Marketing To Baby Boomers

    May 11, 2009
    WebProNews Staff

Have you noticed how many retro ads you’re seeing lately? Going retro is no accident of course. Marketers are vying to grab a suddenly very important demographic: the Baby Boomer.

Yael Davidowitz-neu
Yael Davidowitz-neu

(Interestingly, in a side note, Yael Davidowitz-neu of Google’s Retail Team suggests focusing on the glorious past is a way of easing this group’s anxiety about the economic present.)

Almost 80 million Boomers will be turning 50 soon while spending half of America’s discretionary income, according to the Google Retail Blog. That’s two trillion dollars up for grabs. They’ll be spending a lot of that money online, and while the Boomer demographic makes up 30 percent of the online population, the vast majority of them (as many as 83%) believe online advertising isn’t meant for them but for younger people.

Here’s an interesting twist, though it should be common sense: If this your target market, lay off the old jokes. Don’t call them seniors or aging hippies or even cougars. They hate that. And who wouldn’t? It’s alienating and makes them feel obsolete.

But this crew has money, unlike their kids and grandkids who are still trying to make some, and that makes Boomers a very attractive lot. With that in mind, here are some things you need to know them:

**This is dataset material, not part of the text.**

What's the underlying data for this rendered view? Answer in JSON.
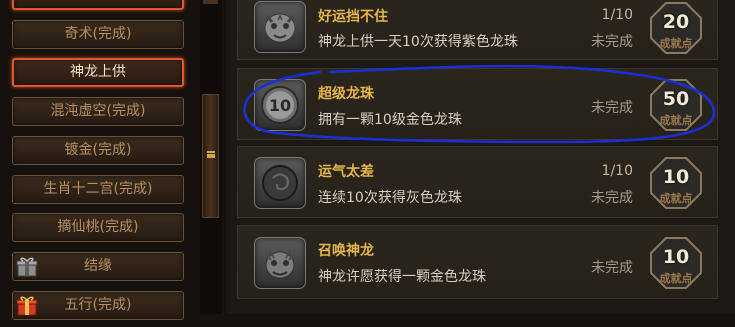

  1. Half of them have grandkids and they spend a lot of money (> $50B) on their grandkids. If they’re like my parents, they don’t need much of anything and would rather spoil their offspring’s offspring. So don’t leave them out of the loop on what the youngest generation might want.
  2. Grandma (don’t call her that) wants to still feel sexy. Don’t judge it, just help her find the creams, lotions, makeup, tighteners, girdles, exercise products, and nutrition she needs.
  3. 68 percent of boomers go online after seeing a health-related TV commercial. 80 percent click health-related ads.
  4. They’re not brand loyal like their kids, so this is good news for startups, but they’re more likely to trust a friend than you. Win grandma’s friend over, you’ll win grandma over too. So ignoring Facebook at this point might be a bad idea.